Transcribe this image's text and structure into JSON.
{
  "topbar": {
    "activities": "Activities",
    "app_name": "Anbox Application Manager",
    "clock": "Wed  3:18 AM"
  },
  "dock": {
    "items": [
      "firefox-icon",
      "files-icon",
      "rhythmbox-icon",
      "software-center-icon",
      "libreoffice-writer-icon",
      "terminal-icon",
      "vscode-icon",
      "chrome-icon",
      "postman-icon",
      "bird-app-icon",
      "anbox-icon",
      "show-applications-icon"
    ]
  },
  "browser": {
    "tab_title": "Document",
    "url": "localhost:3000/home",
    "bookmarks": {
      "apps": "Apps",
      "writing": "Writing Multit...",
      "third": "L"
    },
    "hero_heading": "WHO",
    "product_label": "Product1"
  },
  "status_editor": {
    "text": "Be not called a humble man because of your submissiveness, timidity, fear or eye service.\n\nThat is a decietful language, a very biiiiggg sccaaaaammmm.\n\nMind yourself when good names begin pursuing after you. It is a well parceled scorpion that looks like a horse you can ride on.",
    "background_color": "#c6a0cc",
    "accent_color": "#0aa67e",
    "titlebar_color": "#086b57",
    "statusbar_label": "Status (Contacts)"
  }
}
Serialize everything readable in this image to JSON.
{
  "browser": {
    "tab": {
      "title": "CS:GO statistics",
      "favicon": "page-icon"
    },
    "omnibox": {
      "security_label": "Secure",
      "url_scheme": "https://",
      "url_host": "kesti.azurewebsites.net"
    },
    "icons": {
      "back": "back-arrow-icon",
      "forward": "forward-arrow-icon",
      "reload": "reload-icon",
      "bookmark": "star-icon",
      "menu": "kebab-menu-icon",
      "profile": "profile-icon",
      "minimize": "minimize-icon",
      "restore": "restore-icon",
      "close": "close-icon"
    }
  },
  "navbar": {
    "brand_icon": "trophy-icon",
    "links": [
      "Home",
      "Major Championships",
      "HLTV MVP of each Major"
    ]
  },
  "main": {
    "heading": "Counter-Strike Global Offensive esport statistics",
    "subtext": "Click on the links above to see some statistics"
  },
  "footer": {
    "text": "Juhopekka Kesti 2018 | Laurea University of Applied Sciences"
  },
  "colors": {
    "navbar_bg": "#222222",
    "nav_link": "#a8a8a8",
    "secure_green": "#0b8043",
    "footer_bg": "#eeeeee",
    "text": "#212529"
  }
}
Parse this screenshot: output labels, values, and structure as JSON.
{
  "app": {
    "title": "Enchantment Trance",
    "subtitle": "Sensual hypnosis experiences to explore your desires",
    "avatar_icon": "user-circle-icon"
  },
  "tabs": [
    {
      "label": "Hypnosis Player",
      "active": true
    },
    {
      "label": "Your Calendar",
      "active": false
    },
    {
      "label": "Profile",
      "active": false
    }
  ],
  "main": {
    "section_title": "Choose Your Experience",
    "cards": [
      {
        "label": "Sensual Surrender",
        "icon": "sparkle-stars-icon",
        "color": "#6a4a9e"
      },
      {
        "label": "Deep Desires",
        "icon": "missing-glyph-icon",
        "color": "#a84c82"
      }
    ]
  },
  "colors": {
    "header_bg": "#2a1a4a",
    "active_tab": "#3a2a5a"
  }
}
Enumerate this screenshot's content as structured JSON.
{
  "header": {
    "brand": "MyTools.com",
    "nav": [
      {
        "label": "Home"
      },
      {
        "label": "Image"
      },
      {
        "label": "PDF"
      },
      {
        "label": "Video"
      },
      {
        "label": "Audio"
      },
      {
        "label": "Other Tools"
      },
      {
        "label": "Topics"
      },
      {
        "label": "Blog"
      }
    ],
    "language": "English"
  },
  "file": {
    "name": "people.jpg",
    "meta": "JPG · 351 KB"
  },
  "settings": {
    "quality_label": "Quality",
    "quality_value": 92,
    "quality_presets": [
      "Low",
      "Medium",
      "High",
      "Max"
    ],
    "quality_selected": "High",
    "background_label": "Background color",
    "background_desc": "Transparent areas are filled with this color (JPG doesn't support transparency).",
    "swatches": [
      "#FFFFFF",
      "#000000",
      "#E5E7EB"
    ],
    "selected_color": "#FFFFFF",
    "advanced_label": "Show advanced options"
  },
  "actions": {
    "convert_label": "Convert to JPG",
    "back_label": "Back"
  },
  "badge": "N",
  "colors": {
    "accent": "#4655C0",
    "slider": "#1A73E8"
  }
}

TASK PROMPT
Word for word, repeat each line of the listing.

OUTPUT
Transcribe this image's text and structure into JSON.
{
  "topbar": {
    "activities": "Activities",
    "app_name": "Anbox Application Manager",
    "clock": "Wed  3:18 AM"
  },
  "dock": {
    "items": [
      "firefox-icon",
      "files-icon",
      "rhythmbox-icon",
      "software-center-icon",
      "libreoffice-writer-icon",
      "terminal-icon",
      "vscode-icon",
      "chrome-icon",
      "postman-icon",
      "bird-app-icon",
      "anbox-icon",
      "show-applications-icon"
    ]
  },
  "browser": {
    "tab_title": "Document",
    "url": "localhost:3000/home",
    "bookmarks": {
      "apps": "Apps",
      "writing": "Writing Multit...",
      "third": "L"
    },
    "hero_heading": "WHO",
    "product_label": "Product1"
  },
  "status_editor": {
    "text": "Be not called a humble man because of your submissiveness, timidity, fear or eye service.\n\nThat is a decietful language, a very biiiiggg sccaaaaammmm.\n\nMind yourself when good names begin pursuing after you. It is a well parceled scorpion that looks like a horse you can ride on.",
    "background_color": "#c6a0cc",
    "accent_color": "#0aa67e",
    "titlebar_color": "#086b57",
    "statusbar_label": "Status (Contacts)"
  }
}
Serialize everything readable in this image to JSON.
{
  "browser": {
    "tab": {
      "title": "CS:GO statistics",
      "favicon": "page-icon"
    },
    "omnibox": {
      "security_label": "Secure",
      "url_scheme": "https://",
      "url_host": "kesti.azurewebsites.net"
    },
    "icons": {
      "back": "back-arrow-icon",
      "forward": "forward-arrow-icon",
      "reload": "reload-icon",
      "bookmark": "star-icon",
      "menu": "kebab-menu-icon",
      "profile": "profile-icon",
      "minimize": "minimize-icon",
      "restore": "restore-icon",
      "close": "close-icon"
    }
  },
  "navbar": {
    "brand_icon": "trophy-icon",
    "links": [
      "Home",
      "Major Championships",
      "HLTV MVP of each Major"
    ]
  },
  "main": {
    "heading": "Counter-Strike Global Offensive esport statistics",
    "subtext": "Click on the links above to see some statistics"
  },
  "footer": {
    "text": "Juhopekka Kesti 2018 | Laurea University of Applied Sciences"
  },
  "colors": {
    "navbar_bg": "#222222",
    "nav_link": "#a8a8a8",
    "secure_green": "#0b8043",
    "footer_bg": "#eeeeee",
    "text": "#212529"
  }
}
Parse this screenshot: output labels, values, and structure as JSON.
{
  "app": {
    "title": "Enchantment Trance",
    "subtitle": "Sensual hypnosis experiences to explore your desires",
    "avatar_icon": "user-circle-icon"
  },
  "tabs": [
    {
      "label": "Hypnosis Player",
      "active": true
    },
    {
      "label": "Your Calendar",
      "active": false
    },
    {
      "label": "Profile",
      "active": false
    }
  ],
  "main": {
    "section_title": "Choose Your Experience",
    "cards": [
      {
        "label": "Sensual Surrender",
        "icon": "sparkle-stars-icon",
        "color": "#6a4a9e"
      },
      {
        "label": "Deep Desires",
        "icon": "missing-glyph-icon",
        "color": "#a84c82"
      }
    ]
  },
  "colors": {
    "header_bg": "#2a1a4a",
    "active_tab": "#3a2a5a"
  }
}
Enumerate this screenshot's content as structured JSON.
{
  "header": {
    "brand": "MyTools.com",
    "nav": [
      {
        "label": "Home"
      },
      {
        "label": "Image"
      },
      {
        "label": "PDF"
      },
      {
        "label": "Video"
      },
      {
        "label": "Audio"
      },
      {
        "label": "Other Tools"
      },
      {
        "label": "Topics"
      },
      {
        "label": "Blog"
      }
    ],
    "language": "English"
  },
  "file": {
    "name": "people.jpg",
    "meta": "JPG · 351 KB"
  },
  "settings": {
    "quality_label": "Quality",
    "quality_value": 92,
    "quality_presets": [
      "Low",
      "Medium",
      "High",
      "Max"
    ],
    "quality_selected": "High",
    "background_label": "Background color",
    "background_desc": "Transparent areas are filled with this color (JPG doesn't support transparency).",
    "swatches": [
      "#FFFFFF",
      "#000000",
      "#E5E7EB"
    ],
    "selected_color": "#FFFFFF",
    "advanced_label": "Show advanced options"
  },
  "actions": {
    "convert_label": "Convert to JPG",
    "back_label": "Back"
  },
  "badge": "N",
  "colors": {
    "accent": "#4655C0",
    "slider": "#1A73E8"
  }
}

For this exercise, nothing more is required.